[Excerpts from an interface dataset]
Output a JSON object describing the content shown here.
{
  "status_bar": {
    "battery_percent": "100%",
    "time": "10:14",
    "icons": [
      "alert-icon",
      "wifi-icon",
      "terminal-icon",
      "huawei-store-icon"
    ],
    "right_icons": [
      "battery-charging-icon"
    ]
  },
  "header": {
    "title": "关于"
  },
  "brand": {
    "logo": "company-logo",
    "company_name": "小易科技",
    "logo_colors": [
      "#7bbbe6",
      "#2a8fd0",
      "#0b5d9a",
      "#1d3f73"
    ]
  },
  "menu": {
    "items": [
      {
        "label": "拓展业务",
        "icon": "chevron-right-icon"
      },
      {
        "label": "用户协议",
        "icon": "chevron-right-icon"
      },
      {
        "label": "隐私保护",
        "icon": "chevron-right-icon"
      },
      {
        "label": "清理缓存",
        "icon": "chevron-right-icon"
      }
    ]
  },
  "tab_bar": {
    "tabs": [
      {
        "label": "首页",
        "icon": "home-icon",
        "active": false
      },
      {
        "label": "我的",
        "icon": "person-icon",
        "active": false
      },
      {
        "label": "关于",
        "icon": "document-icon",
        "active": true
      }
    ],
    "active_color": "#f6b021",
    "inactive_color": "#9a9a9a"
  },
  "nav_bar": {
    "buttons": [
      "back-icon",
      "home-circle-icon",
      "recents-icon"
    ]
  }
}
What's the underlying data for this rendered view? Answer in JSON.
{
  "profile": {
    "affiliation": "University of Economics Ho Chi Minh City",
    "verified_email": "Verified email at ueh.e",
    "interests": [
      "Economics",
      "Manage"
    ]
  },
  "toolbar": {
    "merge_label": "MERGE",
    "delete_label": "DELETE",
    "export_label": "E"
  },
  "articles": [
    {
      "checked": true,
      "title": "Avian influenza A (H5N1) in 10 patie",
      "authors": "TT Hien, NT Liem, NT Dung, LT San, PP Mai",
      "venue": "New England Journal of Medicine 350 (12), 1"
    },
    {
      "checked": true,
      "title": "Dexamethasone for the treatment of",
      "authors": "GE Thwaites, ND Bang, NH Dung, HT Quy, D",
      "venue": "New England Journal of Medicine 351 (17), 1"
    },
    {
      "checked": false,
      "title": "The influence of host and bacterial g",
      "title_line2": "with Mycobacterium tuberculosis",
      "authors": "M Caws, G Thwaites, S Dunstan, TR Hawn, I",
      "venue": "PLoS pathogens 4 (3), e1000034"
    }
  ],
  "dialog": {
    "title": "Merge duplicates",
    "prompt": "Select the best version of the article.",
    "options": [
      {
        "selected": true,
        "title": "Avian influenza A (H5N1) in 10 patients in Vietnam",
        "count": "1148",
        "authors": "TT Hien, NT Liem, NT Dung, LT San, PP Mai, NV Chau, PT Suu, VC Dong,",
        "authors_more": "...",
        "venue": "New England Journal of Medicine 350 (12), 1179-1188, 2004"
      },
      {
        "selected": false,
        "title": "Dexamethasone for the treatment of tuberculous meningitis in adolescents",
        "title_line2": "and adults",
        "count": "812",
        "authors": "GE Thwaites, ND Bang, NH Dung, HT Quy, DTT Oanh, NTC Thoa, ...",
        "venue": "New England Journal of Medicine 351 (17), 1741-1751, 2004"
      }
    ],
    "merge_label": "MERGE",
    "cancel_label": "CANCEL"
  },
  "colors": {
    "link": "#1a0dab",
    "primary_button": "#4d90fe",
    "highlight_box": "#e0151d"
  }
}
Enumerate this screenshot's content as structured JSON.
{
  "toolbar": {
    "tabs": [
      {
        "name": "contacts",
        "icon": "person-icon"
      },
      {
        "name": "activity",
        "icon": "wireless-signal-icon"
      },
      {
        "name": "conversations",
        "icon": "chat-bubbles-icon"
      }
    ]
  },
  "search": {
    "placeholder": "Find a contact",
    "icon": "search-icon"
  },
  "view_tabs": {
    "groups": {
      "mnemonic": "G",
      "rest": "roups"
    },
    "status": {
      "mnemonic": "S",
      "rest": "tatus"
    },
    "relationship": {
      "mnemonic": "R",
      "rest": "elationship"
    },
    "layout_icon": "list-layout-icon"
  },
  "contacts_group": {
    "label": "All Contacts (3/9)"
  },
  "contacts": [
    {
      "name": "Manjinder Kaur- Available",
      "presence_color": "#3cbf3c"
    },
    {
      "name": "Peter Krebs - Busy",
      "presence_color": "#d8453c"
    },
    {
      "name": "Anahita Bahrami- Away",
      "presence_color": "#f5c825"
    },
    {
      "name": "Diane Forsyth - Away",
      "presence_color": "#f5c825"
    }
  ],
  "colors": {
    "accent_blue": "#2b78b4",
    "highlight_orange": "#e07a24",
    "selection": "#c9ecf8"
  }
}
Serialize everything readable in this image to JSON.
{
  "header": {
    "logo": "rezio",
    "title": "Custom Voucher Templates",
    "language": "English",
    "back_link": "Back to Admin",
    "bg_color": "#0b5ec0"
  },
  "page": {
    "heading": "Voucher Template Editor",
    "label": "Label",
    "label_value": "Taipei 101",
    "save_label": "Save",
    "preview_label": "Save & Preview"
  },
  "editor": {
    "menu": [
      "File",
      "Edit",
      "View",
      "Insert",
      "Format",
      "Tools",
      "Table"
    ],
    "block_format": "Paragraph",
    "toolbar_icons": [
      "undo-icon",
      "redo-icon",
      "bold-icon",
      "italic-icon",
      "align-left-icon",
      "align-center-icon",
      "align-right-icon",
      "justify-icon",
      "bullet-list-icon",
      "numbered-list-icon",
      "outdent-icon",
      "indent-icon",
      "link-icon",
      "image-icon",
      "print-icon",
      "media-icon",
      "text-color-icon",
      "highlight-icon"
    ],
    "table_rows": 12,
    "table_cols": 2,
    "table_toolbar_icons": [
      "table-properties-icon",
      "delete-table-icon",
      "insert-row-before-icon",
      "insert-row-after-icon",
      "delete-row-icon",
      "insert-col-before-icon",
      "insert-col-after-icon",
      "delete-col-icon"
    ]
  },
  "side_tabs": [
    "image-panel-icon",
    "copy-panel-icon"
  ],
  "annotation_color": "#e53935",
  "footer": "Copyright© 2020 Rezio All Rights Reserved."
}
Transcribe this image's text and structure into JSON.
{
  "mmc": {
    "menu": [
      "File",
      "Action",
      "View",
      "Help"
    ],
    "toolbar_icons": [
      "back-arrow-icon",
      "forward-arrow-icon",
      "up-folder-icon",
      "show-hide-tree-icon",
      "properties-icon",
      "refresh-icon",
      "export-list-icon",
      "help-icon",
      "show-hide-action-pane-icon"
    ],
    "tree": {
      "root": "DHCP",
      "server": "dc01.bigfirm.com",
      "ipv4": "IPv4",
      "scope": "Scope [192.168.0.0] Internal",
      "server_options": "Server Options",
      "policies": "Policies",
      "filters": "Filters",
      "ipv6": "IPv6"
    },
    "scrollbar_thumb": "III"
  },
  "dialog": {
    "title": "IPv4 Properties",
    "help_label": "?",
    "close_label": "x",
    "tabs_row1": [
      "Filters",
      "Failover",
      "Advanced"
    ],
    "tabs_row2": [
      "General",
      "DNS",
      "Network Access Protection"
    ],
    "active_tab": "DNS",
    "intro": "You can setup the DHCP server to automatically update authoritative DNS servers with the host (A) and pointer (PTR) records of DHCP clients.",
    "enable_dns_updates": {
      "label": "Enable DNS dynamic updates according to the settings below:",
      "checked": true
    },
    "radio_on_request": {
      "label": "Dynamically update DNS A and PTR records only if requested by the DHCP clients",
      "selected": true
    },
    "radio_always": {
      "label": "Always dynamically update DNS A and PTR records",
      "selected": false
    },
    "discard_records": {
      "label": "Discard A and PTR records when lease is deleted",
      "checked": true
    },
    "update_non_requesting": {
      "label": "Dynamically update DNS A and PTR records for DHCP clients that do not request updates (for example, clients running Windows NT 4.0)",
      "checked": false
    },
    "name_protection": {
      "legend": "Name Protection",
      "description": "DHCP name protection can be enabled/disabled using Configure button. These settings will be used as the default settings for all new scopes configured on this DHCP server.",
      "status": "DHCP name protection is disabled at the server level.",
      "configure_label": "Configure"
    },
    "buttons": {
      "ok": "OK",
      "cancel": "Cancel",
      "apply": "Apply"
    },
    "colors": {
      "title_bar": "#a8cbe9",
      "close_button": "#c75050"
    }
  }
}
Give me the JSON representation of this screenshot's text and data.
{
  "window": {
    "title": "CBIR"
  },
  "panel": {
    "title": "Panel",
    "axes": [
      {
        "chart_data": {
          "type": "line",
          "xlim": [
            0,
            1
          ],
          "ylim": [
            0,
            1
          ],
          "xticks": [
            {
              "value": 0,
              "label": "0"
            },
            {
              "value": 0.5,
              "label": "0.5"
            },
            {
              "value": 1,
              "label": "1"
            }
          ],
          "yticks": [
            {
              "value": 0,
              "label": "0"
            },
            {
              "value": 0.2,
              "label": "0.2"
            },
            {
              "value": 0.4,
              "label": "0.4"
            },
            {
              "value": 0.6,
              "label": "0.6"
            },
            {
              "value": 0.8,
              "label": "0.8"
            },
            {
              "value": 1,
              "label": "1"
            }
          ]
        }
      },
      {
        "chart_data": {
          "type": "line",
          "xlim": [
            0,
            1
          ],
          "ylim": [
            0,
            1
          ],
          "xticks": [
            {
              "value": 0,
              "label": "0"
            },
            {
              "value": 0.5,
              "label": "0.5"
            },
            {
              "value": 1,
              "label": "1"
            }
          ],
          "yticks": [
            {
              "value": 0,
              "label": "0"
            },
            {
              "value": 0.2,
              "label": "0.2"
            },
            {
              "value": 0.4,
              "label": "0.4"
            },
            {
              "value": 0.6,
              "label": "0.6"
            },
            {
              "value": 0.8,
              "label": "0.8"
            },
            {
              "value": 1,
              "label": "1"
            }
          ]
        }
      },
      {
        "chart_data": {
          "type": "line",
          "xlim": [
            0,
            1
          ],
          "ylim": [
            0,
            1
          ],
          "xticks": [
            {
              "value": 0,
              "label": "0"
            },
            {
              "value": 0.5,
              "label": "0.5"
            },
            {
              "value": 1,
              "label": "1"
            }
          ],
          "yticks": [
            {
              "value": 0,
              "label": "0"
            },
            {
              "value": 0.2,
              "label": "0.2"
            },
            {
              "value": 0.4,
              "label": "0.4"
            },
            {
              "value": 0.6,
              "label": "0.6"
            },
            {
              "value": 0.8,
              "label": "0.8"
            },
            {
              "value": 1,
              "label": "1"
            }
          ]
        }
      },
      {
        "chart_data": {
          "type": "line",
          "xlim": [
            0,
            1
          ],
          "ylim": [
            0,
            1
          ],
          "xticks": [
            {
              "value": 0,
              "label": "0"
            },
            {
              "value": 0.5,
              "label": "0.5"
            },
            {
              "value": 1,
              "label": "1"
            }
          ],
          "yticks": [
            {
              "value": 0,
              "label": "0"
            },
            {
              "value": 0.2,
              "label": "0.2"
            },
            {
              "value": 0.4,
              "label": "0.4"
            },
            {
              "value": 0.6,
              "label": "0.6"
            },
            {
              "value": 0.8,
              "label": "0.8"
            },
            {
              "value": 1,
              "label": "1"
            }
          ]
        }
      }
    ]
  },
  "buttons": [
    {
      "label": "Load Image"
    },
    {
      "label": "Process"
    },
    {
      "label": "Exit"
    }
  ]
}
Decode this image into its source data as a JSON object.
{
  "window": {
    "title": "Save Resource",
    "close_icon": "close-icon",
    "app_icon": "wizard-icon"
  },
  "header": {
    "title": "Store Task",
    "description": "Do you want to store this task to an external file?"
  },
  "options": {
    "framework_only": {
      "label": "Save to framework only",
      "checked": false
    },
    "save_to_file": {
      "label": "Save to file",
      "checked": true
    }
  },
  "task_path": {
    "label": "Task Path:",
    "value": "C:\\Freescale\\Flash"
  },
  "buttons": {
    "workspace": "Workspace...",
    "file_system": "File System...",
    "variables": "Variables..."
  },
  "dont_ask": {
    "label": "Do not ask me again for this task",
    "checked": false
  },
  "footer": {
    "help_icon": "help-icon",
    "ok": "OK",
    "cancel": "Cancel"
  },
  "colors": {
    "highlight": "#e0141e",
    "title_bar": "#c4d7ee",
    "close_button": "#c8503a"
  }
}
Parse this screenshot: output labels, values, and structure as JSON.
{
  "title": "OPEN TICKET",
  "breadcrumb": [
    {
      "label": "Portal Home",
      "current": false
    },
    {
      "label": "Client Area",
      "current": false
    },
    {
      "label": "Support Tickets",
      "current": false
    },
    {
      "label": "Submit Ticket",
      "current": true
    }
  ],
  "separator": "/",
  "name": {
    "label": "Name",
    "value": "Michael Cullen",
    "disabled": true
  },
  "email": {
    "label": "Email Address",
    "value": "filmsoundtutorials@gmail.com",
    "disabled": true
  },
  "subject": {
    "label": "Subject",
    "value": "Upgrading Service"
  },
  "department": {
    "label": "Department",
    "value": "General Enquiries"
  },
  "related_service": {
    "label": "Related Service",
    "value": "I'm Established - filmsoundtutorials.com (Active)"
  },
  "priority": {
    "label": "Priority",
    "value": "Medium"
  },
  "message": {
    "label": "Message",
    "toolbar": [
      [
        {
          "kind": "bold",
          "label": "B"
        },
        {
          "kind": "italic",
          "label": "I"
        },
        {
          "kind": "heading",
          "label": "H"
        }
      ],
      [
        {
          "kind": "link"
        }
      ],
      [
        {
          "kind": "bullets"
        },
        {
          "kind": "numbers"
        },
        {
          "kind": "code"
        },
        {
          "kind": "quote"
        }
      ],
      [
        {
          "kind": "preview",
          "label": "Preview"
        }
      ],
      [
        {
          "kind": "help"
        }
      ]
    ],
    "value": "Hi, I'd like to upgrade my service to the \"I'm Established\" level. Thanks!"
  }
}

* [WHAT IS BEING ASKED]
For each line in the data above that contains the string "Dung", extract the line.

* [EXPECTED ANSWER]
      "authors": "TT Hien, NT Liem, NT Dung, LT San, PP Mai",
      "authors": "GE Thwaites, ND Bang, NH Dung, HT Quy, D",
        "authors": "TT Hien, NT Liem, NT Dung, LT San, PP Mai, NV Chau, PT Suu, VC Dong,",
        "authors": "GE Thwaites, ND Bang, NH Dung, HT Quy, DTT Oanh, NTC Thoa, ...",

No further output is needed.